Nursing home rapist, victim reach settlement
DULUTH — The Duluth man who raped an 89-year-old resident of the Edgewood Vista independent living facility in Hermantown, where he worked as a certified nursing assistant, has agreed to a settlement with the victim.
Court records show that 30-year-old Andrew Scott Merzwski agreed last month to a $10 million judgment in a civil lawsuit filed by the victim and her family. But, thanks to a unique agreement with the plaintiffs, he will not be responsible for paying the substantial sum, unless he violates one of several agreed-upon terms of the settlement.
Merzwski signed a confession of judgment and stipulation March 21, agreeing to the facts alleged by the plaintiffs and authorizing the judgment.
The judgment was formally ordered Monday by 6th Judicial District Judge David Johnson.
The agreement requires Merzwski to pay the victim previously court-ordered restitution of $1,063.80, and make a matching donation to the Program for Aid to Victims of Sexual Assault. He also cannot be convicted of criminal sexual conduct again, or be convicted or found liable in any claims of abuse or neglect of a vulnerable adult.
Should Merzwski fully comply with the conditions, the victim and her family will not renew the judgment when it expires in 10 years. She also agreed to drop the lawsuit with prejudice, meaning it cannot be refiled in the future.
Mark Kosieradzki, the attorney representing the woman, said that type of agreement is almost unheard of in the legal world, but he has used similar agreements in other cases.
“I’ve never heard of anyone other than our firm doing it,” Kosieradzki told the News Tribune Monday evening. “The whole idea is that he’s going to be freed from prison, and the victim and her family felt strongly that they wanted to make a statement and make sure that he doesn’t do this ever again. That was the only purpose of this lawsuit.”
Money was never an objective of the case, but the large monetary figure was chosen because it will loom large over Merzwski’s head for years to come, Kosieradzki said.
“If he assaults another woman, then we can start collecting immediately,” he said. “In addition to spending time in prison, it’s an incentive for him to take a good hard look at what he’s done and how he looks at women, so he doesn’t do it again.”
Duluth attorney Timothy Tripp represented Merzwski in settlement negotiations. He said his client was satisfied with the agreement.
“We negotiated and I think it’s a fair settlement for both sides,” Tripp said, declining to comment further.
Merzwski confessed in court during his criminal proceedings to drugging and raping the elderly resident on Jan. 18, 2013. He testified that he brought the woman her medications that night, and she invited him in to watch a movie.
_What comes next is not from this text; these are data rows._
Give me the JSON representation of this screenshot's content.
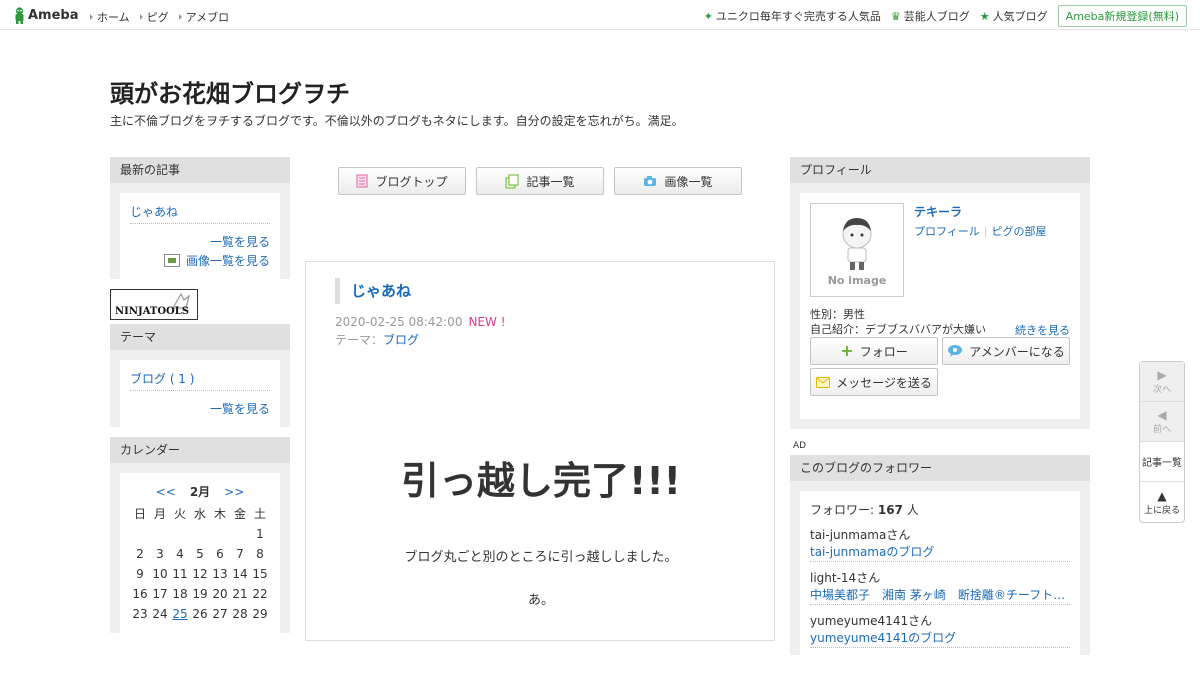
{
  "topbar": {
    "logo": "Ameba",
    "nav": [
      "ホーム",
      "ピグ",
      "アメブロ"
    ],
    "right": [
      {
        "icon": "sparkle-icon",
        "label": "ユニクロ毎年すぐ完売する人気品"
      },
      {
        "icon": "crown-icon",
        "label": "芸能人ブログ"
      },
      {
        "icon": "star-icon",
        "label": "人気ブログ"
      }
    ],
    "signup": "Ameba新規登録(無料)"
  },
  "header": {
    "title": "頭がお花畑ブログヲチ",
    "description": "主に不倫ブログをヲチするブログです。不倫以外のブログもネタにします。自分の設定を忘れがち。満足。"
  },
  "left": {
    "recent": {
      "heading": "最新の記事",
      "items": [
        "じゃあね"
      ],
      "more": "一覧を見る",
      "images": "画像一覧を見る"
    },
    "ninja": "NINJATOOLS",
    "theme": {
      "heading": "テーマ",
      "items": [
        "ブログ ( 1 )"
      ],
      "more": "一覧を見る"
    },
    "calendar": {
      "heading": "カレンダー",
      "prev": "<<",
      "month": "2月",
      "next": ">>",
      "weekdays": [
        "日",
        "月",
        "火",
        "水",
        "木",
        "金",
        "土"
      ],
      "rows": [
        [
          "",
          "",
          "",
          "",
          "",
          "",
          "1"
        ],
        [
          "2",
          "3",
          "4",
          "5",
          "6",
          "7",
          "8"
        ],
        [
          "9",
          "10",
          "11",
          "12",
          "13",
          "14",
          "15"
        ],
        [
          "16",
          "17",
          "18",
          "19",
          "20",
          "21",
          "22"
        ],
        [
          "23",
          "24",
          "25",
          "26",
          "27",
          "28",
          "29"
        ]
      ],
      "linked_day": "25"
    }
  },
  "center": {
    "buttons": [
      {
        "icon": "document-icon",
        "label": "ブログトップ"
      },
      {
        "icon": "copy-icon",
        "label": "記事一覧"
      },
      {
        "icon": "camera-icon",
        "label": "画像一覧"
      }
    ],
    "article": {
      "title": "じゃあね",
      "date": "2020-02-25 08:42:00",
      "new_label": "NEW !",
      "theme_label": "テーマ：",
      "theme": "ブログ",
      "headline": "引っ越し完了!!!",
      "paragraph1": "ブログ丸ごと別のところに引っ越ししました。",
      "paragraph2": "あ。"
    }
  },
  "right": {
    "profile": {
      "heading": "プロフィール",
      "no_image": "No image",
      "name": "テキーラ",
      "link_profile": "プロフィール",
      "link_room": "ピグの部屋",
      "gender": "性別：男性",
      "intro": "自己紹介：デブブスババアが大嫌い",
      "more": "続きを見る",
      "follow": "フォロー",
      "amember": "アメンバーになる",
      "message": "メッセージを送る"
    },
    "ad": "AD",
    "followers": {
      "heading": "このブログのフォロワー",
      "count_label": "フォロワー: ",
      "count": "167",
      "count_unit": " 人",
      "items": [
        {
          "name": "tai-junmamaさん",
          "blog": "tai-junmamaのブログ"
        },
        {
          "name": "light-14さん",
          "blog": "中場美都子　湘南 茅ヶ崎　断捨離®チーフトレーナー"
        },
        {
          "name": "yumeyume4141さん",
          "blog": "yumeyume4141のブログ"
        }
      ]
    }
  },
  "sidenav": {
    "next": "次へ",
    "prev": "前へ",
    "list": "記事一覧",
    "top": "上に戻る"
  }
}
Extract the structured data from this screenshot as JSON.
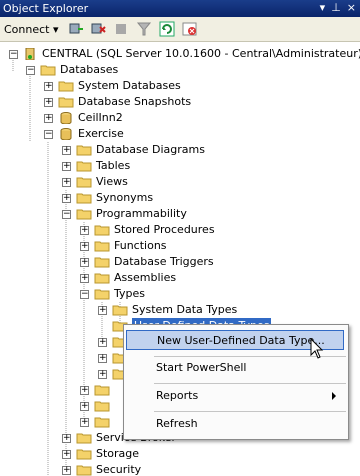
{
  "window": {
    "title": "Object Explorer",
    "pin": "▾",
    "pin2": "⊥",
    "close": "×"
  },
  "toolbar": {
    "connect_label": "Connect",
    "connect_caret": "▾"
  },
  "tree": {
    "root": "CENTRAL (SQL Server 10.0.1600 - Central\\Administrateur)",
    "databases": "Databases",
    "system_databases": "System Databases",
    "database_snapshots": "Database Snapshots",
    "ceilinn2": "CeilInn2",
    "exercise": "Exercise",
    "database_diagrams": "Database Diagrams",
    "tables": "Tables",
    "views": "Views",
    "synonyms": "Synonyms",
    "programmability": "Programmability",
    "stored_procedures": "Stored Procedures",
    "functions": "Functions",
    "database_triggers": "Database Triggers",
    "assemblies": "Assemblies",
    "types": "Types",
    "system_data_types": "System Data Types",
    "user_defined_data_types": "User-Defined Data Types",
    "service_broker": "Service Broker",
    "storage": "Storage",
    "security": "Security"
  },
  "context_menu": {
    "new_type": "New User-Defined Data Type...",
    "start_powershell": "Start PowerShell",
    "reports": "Reports",
    "refresh": "Refresh"
  }
}
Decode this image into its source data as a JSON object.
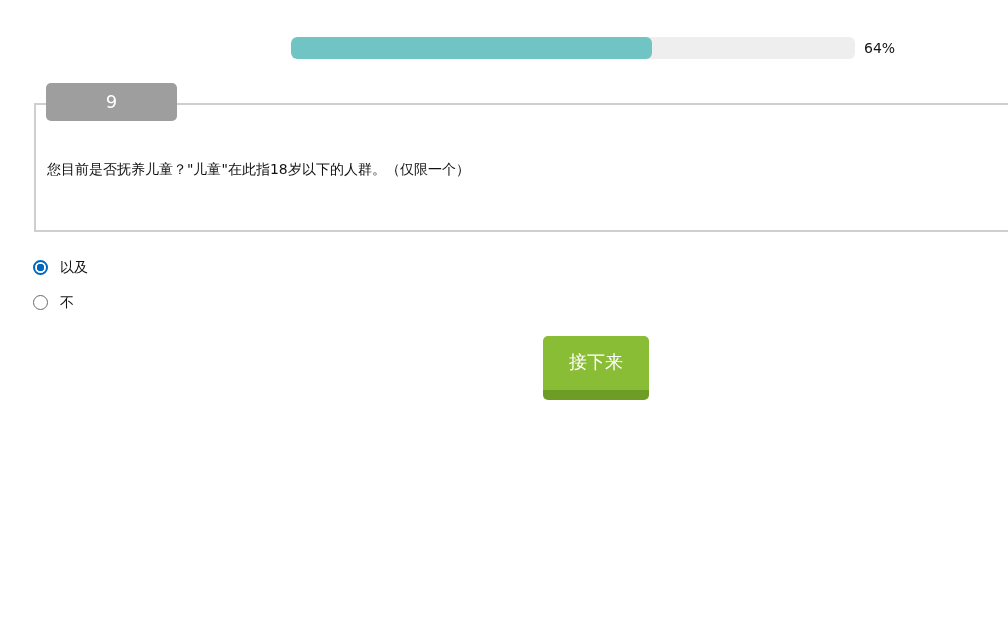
{
  "progress": {
    "level": 0.64,
    "reading": "64%"
  },
  "question": {
    "number": "9",
    "text": "您目前是否抚养儿童？\"儿童\"在此指18岁以下的人群。（仅限一个）"
  },
  "options": [
    {
      "label": "以及",
      "selected": true
    },
    {
      "label": "不",
      "selected": false
    }
  ],
  "next_button": {
    "label": "接下来"
  }
}
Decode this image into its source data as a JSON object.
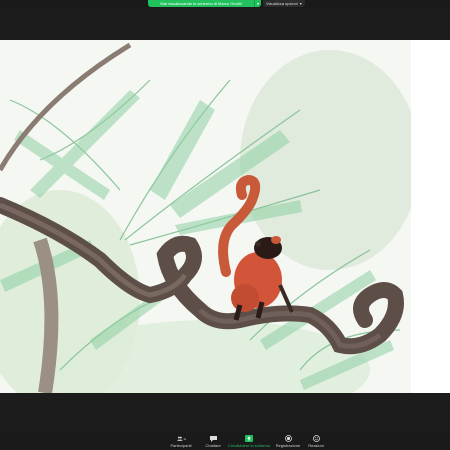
{
  "top_bar": {
    "share_banner": "Stai visualizzando lo schermo di Marco Gentili",
    "view_options": "Visualizza opzioni"
  },
  "toolbar": {
    "participants_count": "114",
    "participants_label": "Partecipanti",
    "chat_label": "Chattare",
    "share_label": "Condividere lo schermo",
    "record_label": "Registrazione",
    "reactions_label": "Reazioni",
    "accent_color": "#21c25e"
  },
  "shared_content": {
    "description_icon": "photo-red-lemur-on-vine"
  }
}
He acknowledged that he initiated sexual intercourse against her wishes.
Merzwski pleaded guilty to the crime last November and was sentenced in January to serve a 53-month prison sentence and pay restitution to the woman.
The victim and her family filed the civil lawsuit in April 2013, seeking damages in excess of $50,000. Among other allegations, the suit claimed that Edgewood Vista administrators initially did not believe the woman when she reported that she was raped, placed her in the psychiatric ward of a local hospital for nearly three days and later tried to place the blame on the victim.
The woman settled out-of-court with Edgewood Vista and two its top local administrators in February. The terms of the settlement were not disclosed.
The response by Edgewood, which is based in Grand Forks, N.D., and has facilities in seven states, has upset at least some residents of the independent living facility. Residents expressed anger to the News Tribune last month about the company’s handling of the incident, saying they were never notified and only read about it in the newspaper.
Edgewood CEO Phil Gisi responded by saying that the company handled the incident properly and remained silent only to protect the victim’s privacy.
A state investigation later found that Edgewood failed to report the incident in a timely manner, but determined that Merzwski, not the facility, was responsible for the rape.
After the incident, the Minnesota Department of Human Services also disqualified Merzwski’s CNA certification. Merzwski will also need to register as a predatory offender for 10 years after he is released from prison.
Kosieradzki said his client and her family are relieved to have the legal proceedings completed and to have sent a message to the community about sexual assault.
“What’s a relief to them is that they’ve made a statement,” he said. “I’m really proud of the victim and her family for standing up for their rights. Things like this make a difference for other people out there.”